We have an excellent group of nine candidates this year (four alumni, three Bigelows, one Olin Fellow in Law & Economics, and one Dickerson Fellow), who cover many curricular areas including legal profession/professional responsibility, election law, civil procedure, constitutional law, administrative law, legislation, evidence, employment discrimination, race and the law, contracts, consumer law and finance, property, law & economics, empirical legal studies, corporate law and finance, securities regulation, international trade law, international business transactions, bankruptcy, commercial law, alternative dispute resolution, Chinese law, torts, energy law, anti-discrimination law, law & psychology, experimental jurisprudence, and bioethics.
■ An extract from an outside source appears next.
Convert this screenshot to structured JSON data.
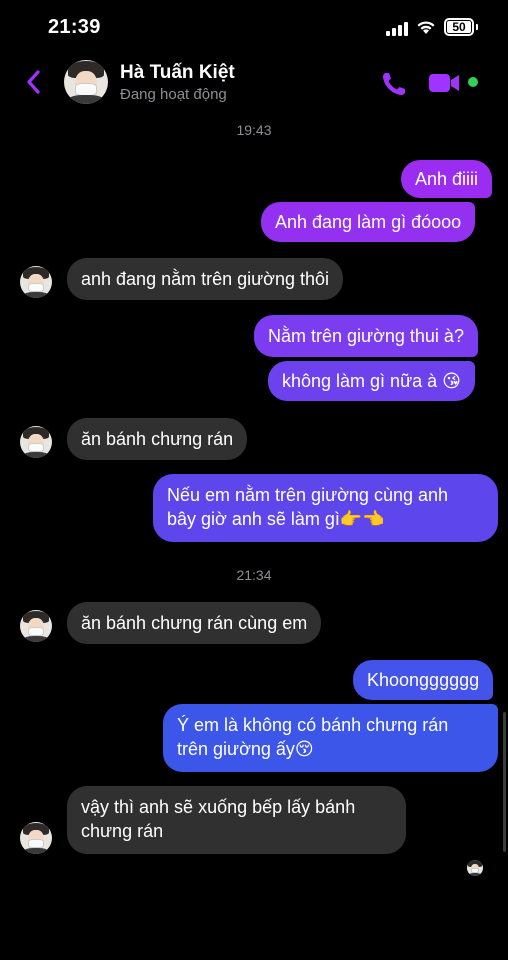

Our candidates include former Supreme Court and federal appellate clerks; Law Review editors; JD/PhDs in Psychology, Finance, Economics, Sociology and Political Science, as well as SJDs; and accomplished practitioners as well as scholars.  All have publications, sometimes multiple publications, and all have writing samples available upon request.

If when you e-mail, you tell me a bit about your hiring needs, I can supply some more information about all these candidates, since we have vetted them all at some point in the recent past.


August 26, 2019 in Faculty News | Permalink

August 19, 2019

Law schools by number of graduates (JD, LLM and SJD) in the first FAR, 2019

There were 335 total applicants in the first FAR; here are the candidates by law school attended (for JD, LLM, and/or SJD):

Harvard University (36)

Yale University (35)

Georgetown University (22)

New York University (20)

Stanford University (17)

Columbia University (13)

University of Michigan (13)

University of California, Berkeley (11)

University of Pennsylvania (11)

University of Chicago (7)

Duke University (5)

Cornell University (4)

University of Virginia (4)

Northwestern University (3)

University of California, Los Angeles (3)

University of Minnesota (3)

University of Texas, Austin (3)

Vanderbilt University (3)

These eighteen schools account for two-thirds of the applicants for law teaching positions.


August 19, 2019 in Faculty News | Permalink